She is currently collecting data on how nurses prepare a patient’s skin for surgery and is linking these processes with patient outcomes. She hopes to answer questions like the following: Do hospital policies help staff follow recommended practices? What is the best combination of skin preparation agents and prophylactic antibiotics to reduce infections? What factors successfully reduce traffic in and out of the operating room?

Talsma’s initial findings suggest that there is significant variation in skin preparation practices and how operating room staffing arrangements are made. She and her colleagues are currently conducting analyses to better understand the health systems or contextual factors that contribute to such practices or staffing arrangements.

Talsma began this program of research in 2008, when she was named a member of the very first cohort of RWJF Nurse Faculty Scholars. She has received annual renewable funding for the project, called Perioperative Outcomes Initiative (POI), from BlueCross BlueShield of Michigan (BCBSM) / BlueCare Network (BCN).

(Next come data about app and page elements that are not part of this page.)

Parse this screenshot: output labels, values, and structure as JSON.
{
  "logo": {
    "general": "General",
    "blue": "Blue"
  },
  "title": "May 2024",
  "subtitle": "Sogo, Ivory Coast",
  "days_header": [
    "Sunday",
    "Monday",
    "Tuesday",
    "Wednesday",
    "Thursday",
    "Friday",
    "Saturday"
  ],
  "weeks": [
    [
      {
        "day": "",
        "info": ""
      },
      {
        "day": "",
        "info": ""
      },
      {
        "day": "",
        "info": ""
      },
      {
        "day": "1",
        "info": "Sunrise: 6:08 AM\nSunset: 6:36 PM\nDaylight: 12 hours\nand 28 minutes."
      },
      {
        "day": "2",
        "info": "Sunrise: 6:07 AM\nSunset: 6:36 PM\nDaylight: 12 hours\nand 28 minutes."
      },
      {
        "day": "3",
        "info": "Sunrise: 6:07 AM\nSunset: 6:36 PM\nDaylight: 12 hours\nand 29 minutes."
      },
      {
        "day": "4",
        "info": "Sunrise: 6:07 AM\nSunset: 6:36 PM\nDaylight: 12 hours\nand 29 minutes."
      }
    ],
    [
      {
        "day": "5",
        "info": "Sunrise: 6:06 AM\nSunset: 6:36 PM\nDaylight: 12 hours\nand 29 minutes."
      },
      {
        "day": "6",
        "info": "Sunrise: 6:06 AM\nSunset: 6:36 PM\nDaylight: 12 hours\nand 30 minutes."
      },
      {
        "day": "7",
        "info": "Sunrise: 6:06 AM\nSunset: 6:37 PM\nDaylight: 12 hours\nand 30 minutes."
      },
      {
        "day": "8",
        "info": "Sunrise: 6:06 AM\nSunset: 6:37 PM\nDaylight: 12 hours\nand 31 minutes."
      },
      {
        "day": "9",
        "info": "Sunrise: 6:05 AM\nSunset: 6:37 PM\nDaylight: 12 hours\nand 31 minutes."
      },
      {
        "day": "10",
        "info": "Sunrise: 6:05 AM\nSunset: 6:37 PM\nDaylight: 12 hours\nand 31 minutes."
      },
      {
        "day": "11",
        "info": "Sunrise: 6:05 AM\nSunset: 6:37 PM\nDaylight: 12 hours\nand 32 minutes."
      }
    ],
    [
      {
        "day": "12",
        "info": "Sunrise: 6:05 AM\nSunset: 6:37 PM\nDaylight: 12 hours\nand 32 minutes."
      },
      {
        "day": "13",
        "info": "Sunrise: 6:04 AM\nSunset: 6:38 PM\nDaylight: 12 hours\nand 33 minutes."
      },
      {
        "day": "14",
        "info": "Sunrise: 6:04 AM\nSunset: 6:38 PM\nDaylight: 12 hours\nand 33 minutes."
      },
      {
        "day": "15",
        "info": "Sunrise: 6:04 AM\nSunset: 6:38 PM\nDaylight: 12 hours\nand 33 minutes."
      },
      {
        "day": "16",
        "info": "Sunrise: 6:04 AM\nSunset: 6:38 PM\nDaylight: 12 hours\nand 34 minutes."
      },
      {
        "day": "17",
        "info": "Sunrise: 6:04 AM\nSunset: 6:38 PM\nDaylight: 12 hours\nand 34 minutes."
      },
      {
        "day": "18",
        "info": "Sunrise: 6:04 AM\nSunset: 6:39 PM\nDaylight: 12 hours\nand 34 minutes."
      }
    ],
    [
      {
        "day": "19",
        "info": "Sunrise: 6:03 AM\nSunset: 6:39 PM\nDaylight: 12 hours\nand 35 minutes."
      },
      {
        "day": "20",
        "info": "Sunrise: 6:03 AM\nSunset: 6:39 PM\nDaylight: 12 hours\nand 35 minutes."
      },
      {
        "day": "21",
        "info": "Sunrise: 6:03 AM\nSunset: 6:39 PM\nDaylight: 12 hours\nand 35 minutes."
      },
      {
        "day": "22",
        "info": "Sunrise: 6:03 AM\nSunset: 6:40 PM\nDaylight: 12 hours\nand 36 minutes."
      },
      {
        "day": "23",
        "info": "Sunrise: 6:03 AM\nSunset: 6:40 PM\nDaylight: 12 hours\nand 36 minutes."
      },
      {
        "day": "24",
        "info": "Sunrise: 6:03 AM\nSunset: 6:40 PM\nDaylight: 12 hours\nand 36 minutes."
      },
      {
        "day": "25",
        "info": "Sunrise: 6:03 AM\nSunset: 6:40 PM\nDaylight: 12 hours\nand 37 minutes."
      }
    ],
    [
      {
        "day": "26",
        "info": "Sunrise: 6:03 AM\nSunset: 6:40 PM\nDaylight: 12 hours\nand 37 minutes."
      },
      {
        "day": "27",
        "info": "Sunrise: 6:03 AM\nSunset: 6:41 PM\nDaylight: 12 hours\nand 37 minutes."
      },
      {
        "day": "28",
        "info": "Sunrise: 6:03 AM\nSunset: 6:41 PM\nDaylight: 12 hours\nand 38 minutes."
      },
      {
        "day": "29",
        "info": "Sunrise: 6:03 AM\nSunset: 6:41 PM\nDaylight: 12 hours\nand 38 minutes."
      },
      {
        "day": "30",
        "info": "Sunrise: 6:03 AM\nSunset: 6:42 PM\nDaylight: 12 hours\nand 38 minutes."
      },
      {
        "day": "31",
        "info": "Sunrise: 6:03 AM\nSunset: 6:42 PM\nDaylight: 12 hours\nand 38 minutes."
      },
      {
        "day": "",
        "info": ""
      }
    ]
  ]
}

For the project, 18 hospitals in Michigan track data and share the results with participating hospitals to initiate local improvement projects. Talsma and her colleagues analyze the data, write baseline reports and prepare graphics that are reviewed with hospital leadership. The information is also disseminated via conference calls called “Clinical Seminars.” Hospitals are encouraged to review their own results and determine if procedural or policy changes are needed to reduce infections and improve patient outcomes. “It’s a train-the-trainer model,” she says. “Hospital representatives are encouraged to share the materials at department meetings.”

This initial phase of baseline analyses aims to establish an understanding of perioperative practices and processes that are associated with optimum patient and hospital outcomes, and to build a foundation for further research. Findings are presented nationally and submitted in manuscript form.

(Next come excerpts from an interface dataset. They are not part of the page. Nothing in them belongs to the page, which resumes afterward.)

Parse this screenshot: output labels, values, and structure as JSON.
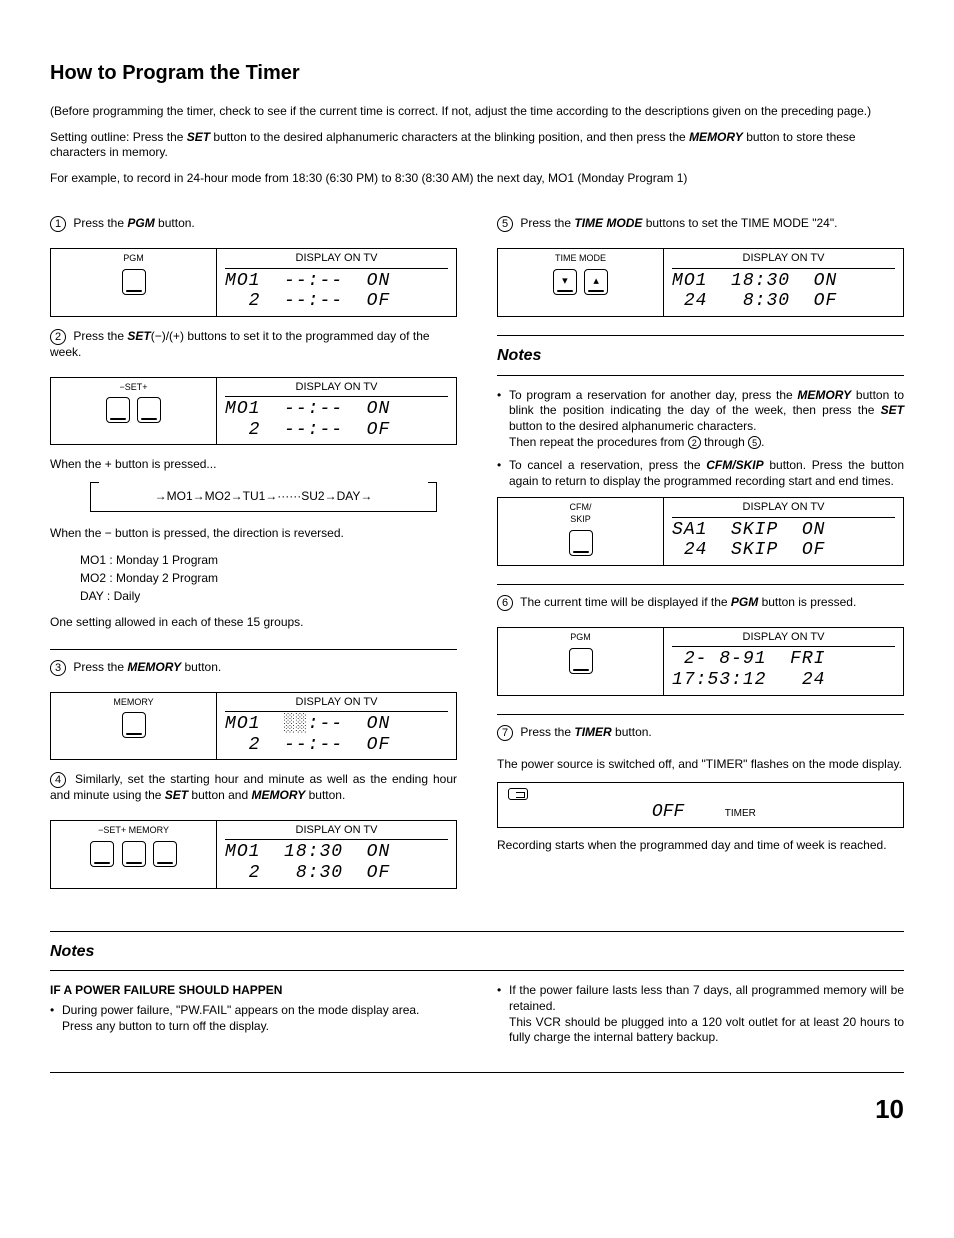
{
  "title": "How to Program the Timer",
  "intro": {
    "p1": "(Before programming the timer, check to see if the current time is correct. If not, adjust the time according to the descriptions given on the preceding page.)",
    "p2_a": "Setting outline: Press the ",
    "p2_set": "SET",
    "p2_b": " button to the desired alphanumeric characters at the blinking position, and then press the ",
    "p2_mem": "MEMORY",
    "p2_c": " button to store these characters in memory.",
    "p3": "For example, to record in 24-hour mode from 18:30 (6:30 PM) to 8:30 (8:30 AM) the next day, MO1 (Monday Program 1)"
  },
  "steps": {
    "s1": {
      "num": "1",
      "a": "Press the ",
      "btn": "PGM",
      "b": " button."
    },
    "s2": {
      "num": "2",
      "a": "Press the ",
      "btn": "SET",
      "suf": "(−)/(+)",
      "b": " buttons to set it to the programmed day of the week."
    },
    "s3": {
      "num": "3",
      "a": "Press the ",
      "btn": "MEMORY",
      "b": " button."
    },
    "s4": {
      "num": "4",
      "a": "Similarly, set the starting hour and minute as well as the ending hour and minute using the ",
      "btn1": "SET",
      "mid": " button and ",
      "btn2": "MEMORY",
      "b": " button."
    },
    "s5": {
      "num": "5",
      "a": "Press the ",
      "btn": "TIME MODE",
      "b": " buttons to set the TIME MODE \"24\"."
    },
    "s6": {
      "num": "6",
      "a": "The current time will be displayed if the ",
      "btn": "PGM",
      "b": " button is pressed."
    },
    "s7": {
      "num": "7",
      "a": "Press the ",
      "btn": "TIMER",
      "b": " button."
    }
  },
  "panels": {
    "disphead": "DISPLAY ON TV",
    "p1": {
      "head": "PGM",
      "l1": "MO1  --:--  ON",
      "l2": "  2  --:--  OF"
    },
    "p2": {
      "head": "−SET+",
      "l1": "MO1  --:--  ON",
      "l2": "  2  --:--  OF"
    },
    "p3": {
      "head": "MEMORY",
      "l1": "MO1  ░░:--  ON",
      "l2": "  2  --:--  OF"
    },
    "p4": {
      "head": "−SET+  MEMORY",
      "l1": "MO1  18:30  ON",
      "l2": "  2   8:30  OF"
    },
    "p5": {
      "head": "TIME MODE",
      "l1": "MO1  18:30  ON",
      "l2": " 24   8:30  OF"
    },
    "p6": {
      "head": "CFM/\nSKIP",
      "l1": "SA1  SKIP  ON",
      "l2": " 24  SKIP  OF"
    },
    "p7": {
      "head": "PGM",
      "l1": " 2- 8-91  FRI",
      "l2": "17:53:12   24"
    }
  },
  "extras": {
    "plus": "When the + button is pressed...",
    "seq": "→MO1→MO2→TU1→······SU2→DAY→",
    "minus": "When the − button is pressed, the direction is reversed.",
    "def1": "MO1 : Monday 1 Program",
    "def2": "MO2 : Monday 2 Program",
    "def3": "DAY : Daily",
    "one": "One setting allowed in each of these 15 groups."
  },
  "notesR": {
    "head": "Notes",
    "li1a": "To program a reservation for another day, press the ",
    "li1mem": "MEMORY",
    "li1b": " button to blink the position indicating the day of the week, then press the ",
    "li1set": "SET",
    "li1c": " button to the desired alphanumeric characters.",
    "li1d": "Then repeat the procedures from ",
    "li1n2": "2",
    "li1e": " through ",
    "li1n5": "5",
    "li1f": ".",
    "li2a": "To cancel a reservation, press the ",
    "li2btn": "CFM/SKIP",
    "li2b": " button. Press the button again to return to display the programmed recording start and end times."
  },
  "s7extra": {
    "p1": "The power source is switched off, and \"TIMER\" flashes on the mode display.",
    "seg": "OFF",
    "lbl": "TIMER",
    "p2": "Recording starts when the programmed day and time of week is reached."
  },
  "bottomNotes": {
    "head": "Notes",
    "h1": "IF A POWER FAILURE SHOULD HAPPEN",
    "l1a": "During power failure, \"PW.FAIL\" appears on the mode display area.",
    "l1b": "Press any button to turn off the display.",
    "l2a": "If the power failure lasts less than 7 days, all programmed memory will be retained.",
    "l2b": "This VCR should be plugged into a 120 volt outlet for at least 20 hours to fully charge the internal battery backup."
  },
  "pageNum": "10"
}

The novel approach allows for in-depth study and long-term evaluation of innovative practice-based interventions and both patient and hospital outcomes. “Our analyses have led to the development of two operating room staffing measures that highlighted an association with patient outcomes such as infections,” she says. ”We have established a baseline performance of perioperative practices and processes. The next phase will focus on determining the impact of specific practices on outcomes.”

Talsma currently has several papers under review by academic journals and is invited to present findings at the Association of periOperative Registered Nurses (AORN) meeting in March. Her long-term goal is to develop an optimum health care delivery system aimed at improving outcomes, which would directly benefit patients and families. “I feel that we’re scraping the surface on understanding how the perioperative process affects outcomes,” she says. “The research is developing, and we are focusing our efforts on generating new knowledge to deliver high quality and safe patient care.”

RWJF Perspective: In 2008, Talsma was one of 15 inaugural junior nurse faculty nationwide to receive a Robert Wood Johnson Foundation Nurse Faculty Scholars award. The three-year, $350,000 grant supported her research into the relationship between hospital procedures and patient outcomes from a nursing perspective. The award also supported Talsma’s participation in a training program to help prepare her for academic leadership and translating evidence into policy and practice initiatives.

The goal of the RWJF Nurse Faculty Scholars program is to develop the next generation of national leaders in academic nursing through career development awards for outstanding junior nursing faculty.